Study shows more nurses prefer benefits of travel nursing

The ongoing nurse shortage, coupled with a heightened interest in travel nursing, has afforded nurses a boost in earnings and more opportunities, says travel nurse leader 50 States Staffing. As a result, more staff nurses are choosing to travel.
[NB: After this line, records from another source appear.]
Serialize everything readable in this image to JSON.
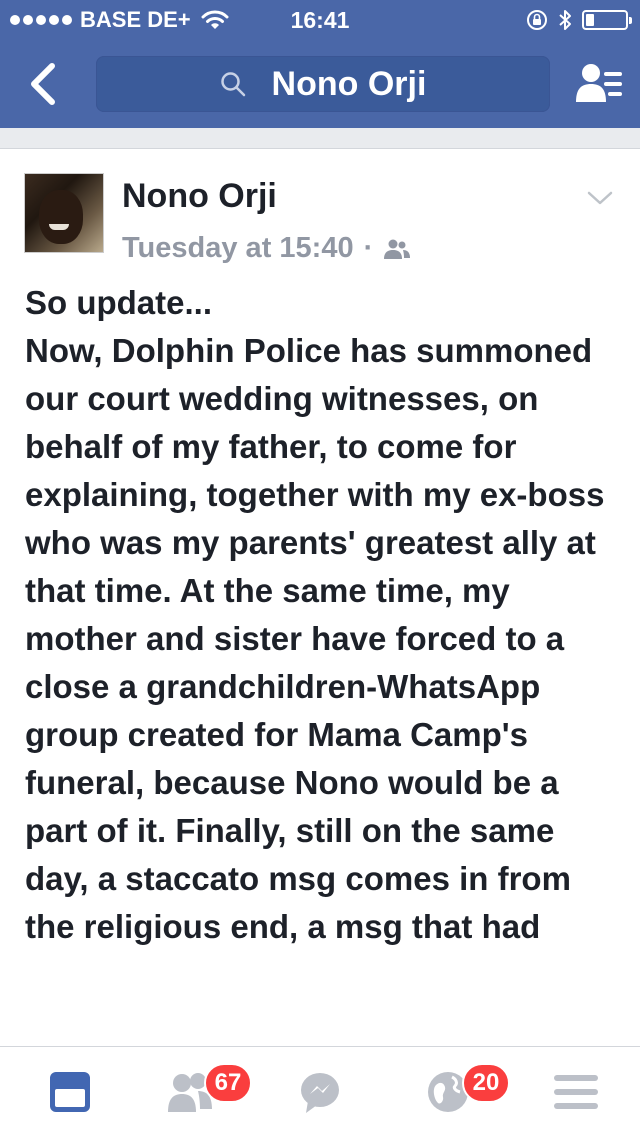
{
  "status_bar": {
    "carrier": "BASE DE+",
    "time": "16:41",
    "battery_level": 0.2
  },
  "header": {
    "search_text": "Nono Orji",
    "icons": [
      "back-chevron-icon",
      "search-icon",
      "friend-requests-icon"
    ]
  },
  "post": {
    "author": "Nono Orji",
    "timestamp": "Tuesday at 15:40",
    "separator": "·",
    "body": "So update...\nNow, Dolphin Police has summoned our court wedding witnesses, on behalf of my father, to come for explaining, together with my ex-boss who was my parents' greatest ally at that time. At the same time, my mother and sister have forced to a close a grandchildren-WhatsApp group created for Mama Camp's funeral, because Nono would be a part of it. Finally, still on the same day, a staccato msg comes in from the religious end, a msg that had"
  },
  "tabbar": {
    "friends_badge": "67",
    "notifications_badge": "20"
  },
  "colors": {
    "header_blue": "#4a67a8",
    "search_field": "#3b5b9a",
    "active_tab": "#4267b2",
    "inactive_tab": "#bcc0c8",
    "badge_red": "#fa3e3e"
  }
}
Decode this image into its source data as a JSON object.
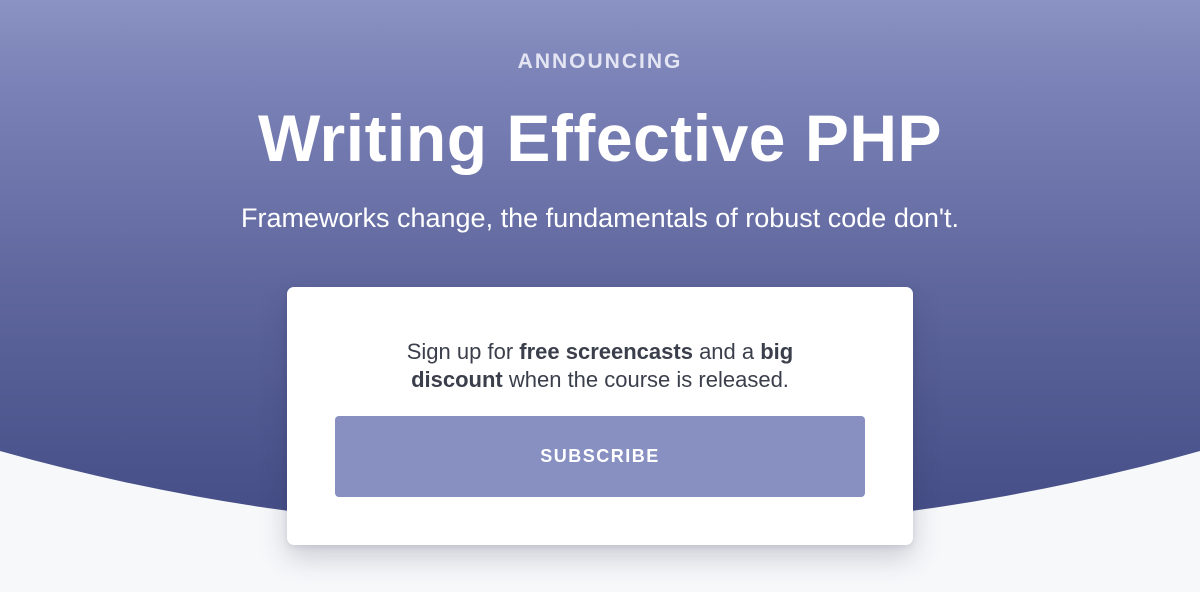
{
  "hero": {
    "eyebrow": "ANNOUNCING",
    "title": "Writing Effective PHP",
    "subtitle": "Frameworks change, the fundamentals of robust code don't."
  },
  "signup": {
    "text_1": "Sign up for ",
    "bold_1": "free screencasts",
    "text_2": " and a ",
    "bold_2": "big",
    "bold_3": "discount",
    "text_3": " when the course is released.",
    "button_label": "SUBSCRIBE"
  },
  "colors": {
    "hero_top": "#8b93c3",
    "hero_bottom": "#434c85",
    "button": "#8790c1",
    "page_bg": "#f7f8fa"
  }
}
There are as many reasons for trying travel as there are RNs, but many find that traveling is more rewarding than working as a permanent nurse, with an overwhelming percentage reporting that flexibility and pay as the primary reasons for travel nursing.
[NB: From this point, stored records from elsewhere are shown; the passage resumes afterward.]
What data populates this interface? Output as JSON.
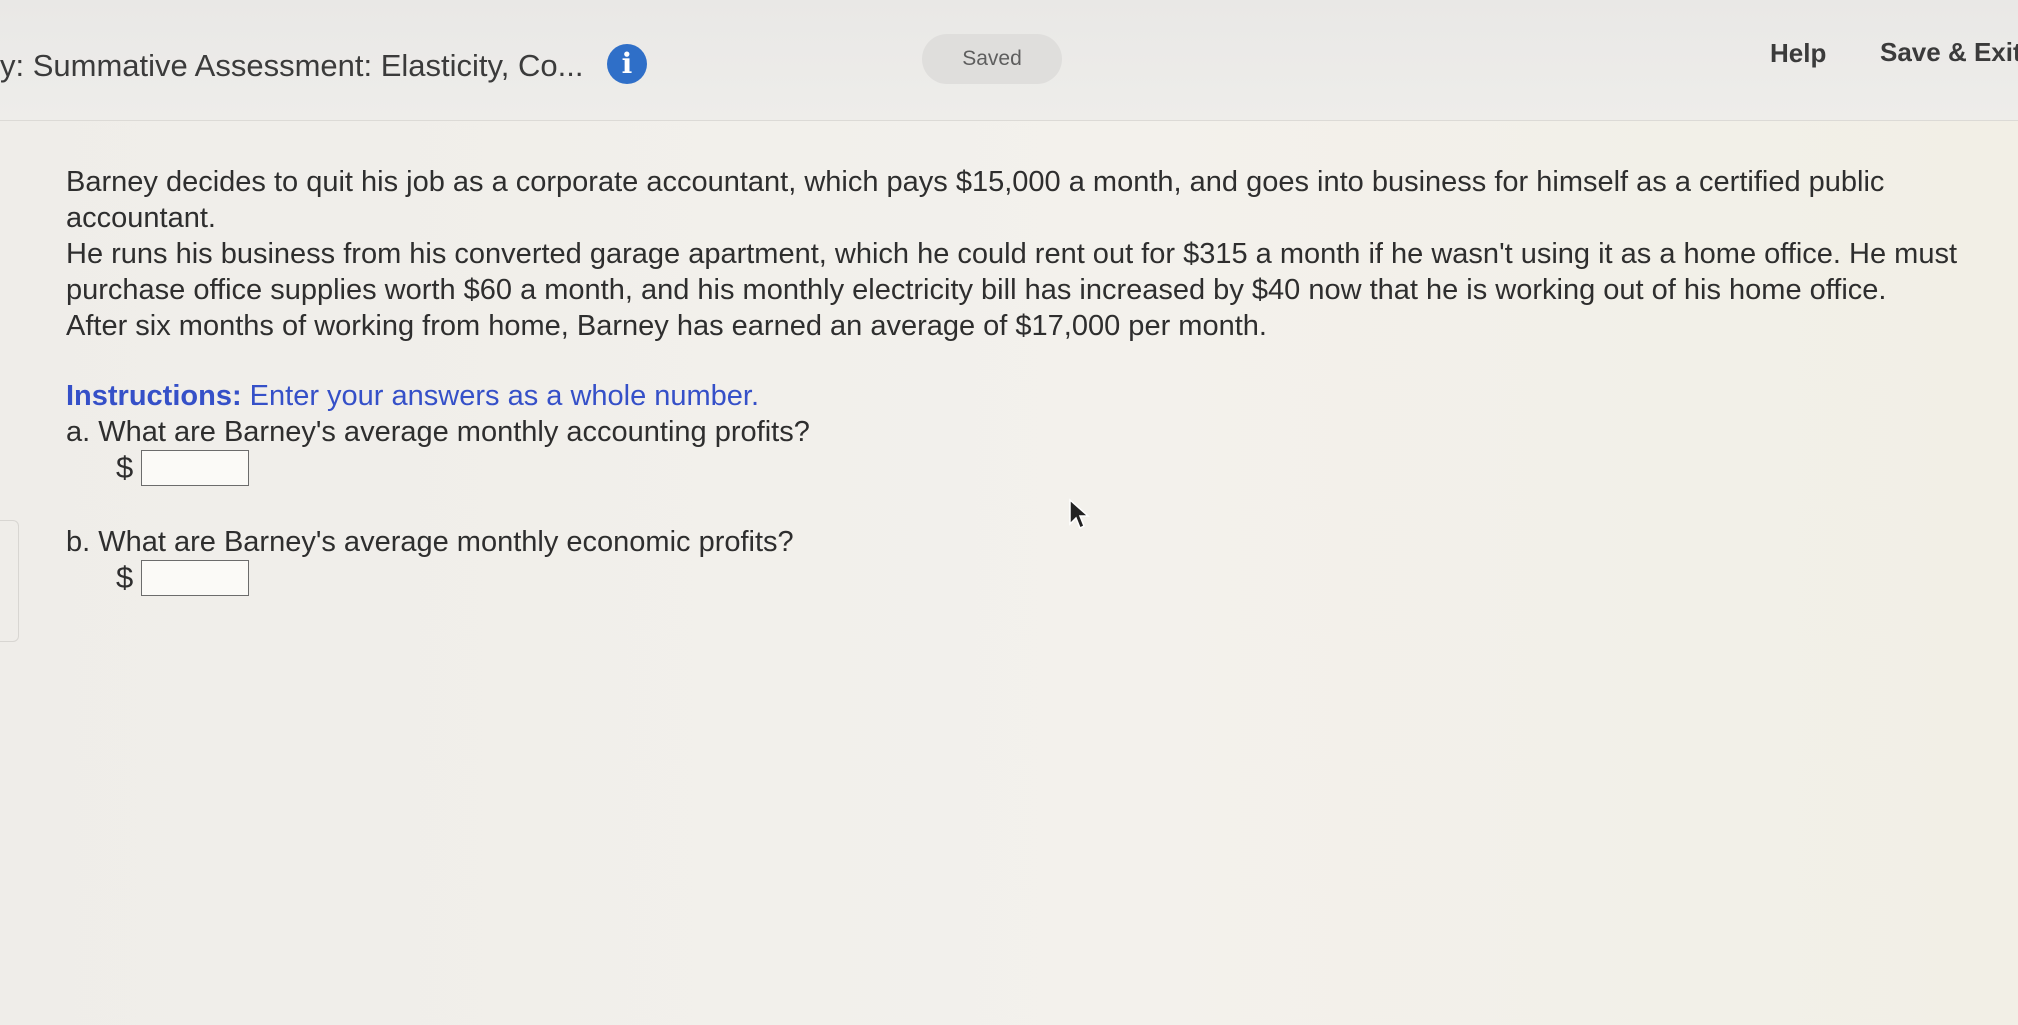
{
  "header": {
    "title": "y: Summative Assessment: Elasticity, Co...",
    "info_icon": "info-icon",
    "saved_label": "Saved",
    "help_label": "Help",
    "save_exit_label": "Save & Exit"
  },
  "problem": {
    "paragraph_1": "Barney decides to quit his job as a corporate accountant, which pays $15,000 a month, and goes into business for himself as a certified public accountant.",
    "paragraph_2": "He runs his business from his converted garage apartment, which he could rent out for $315 a month if he wasn't using it as a home office. He must purchase office supplies worth $60 a month, and his monthly electricity bill has increased by $40 now that he is working out of his home office.",
    "paragraph_3": "After six months of working from home, Barney has earned an average of $17,000 per month."
  },
  "instructions": {
    "label": "Instructions:",
    "text": " Enter your answers as a whole number."
  },
  "questions": [
    {
      "text": "a. What are Barney's average monthly accounting profits?",
      "currency": "$",
      "value": ""
    },
    {
      "text": "b. What are Barney's average monthly economic profits?",
      "currency": "$",
      "value": ""
    }
  ],
  "colors": {
    "accent_blue": "#2f6fc8",
    "instructions_blue": "#3550c8"
  }
}
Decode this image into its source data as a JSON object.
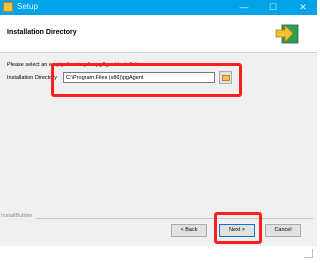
{
  "window": {
    "title": "Setup",
    "minimize_glyph": "—",
    "maximize_glyph": "☐",
    "close_glyph": "✕",
    "titlebar_color": "#00a2e8"
  },
  "header": {
    "title": "Installation Directory",
    "icon": "install-arrow-icon"
  },
  "content": {
    "instruction": "Please select an empty directory for pgAgent installation",
    "field_label": "Installation Directory",
    "directory_value": "C:\\Program Files (x86)\\pgAgent",
    "browse_icon": "folder-icon"
  },
  "footer": {
    "brand": "InstallBuilder",
    "back_label": "< Back",
    "next_label": "Next >",
    "cancel_label": "Cancel"
  },
  "annotations": {
    "highlight_color": "#ff1e1e"
  }
}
Salaries for permanent positions are relatively transparent. If you want to increase total compensation, and possibly get some tax advantages, consider travel nursing — which can pay up to 20 percent more than staff work and includes benefits such as housing stipends, health insurance, flexible scheduling and time off.

Other high-ranking reasons nurses give for making the switch to travel include fewer hospital politics and the spontaneity and excitement of meeting new people and experiencing new destinations. “I’ve never had to miss a wedding and I can always spend Christmas with family and friends,” said travel RN, Nicole G. “I planned to try travel nursing jobs for only a year at first, but it’s going on five now and the perks and flexibility are tough to beat.”

“With the noticeable uptick in travel nursing jobs comes the flexibility to renew 13 week assignments, opt for a new location or return home,” says the Vice President of Recruitment for traveling nurse agency American Traveler. “This flexibility has more permanent position nurses calling and requesting traveling nurse assignments in high-paying healthcare markets such as Seattle, Washington State and Northern California.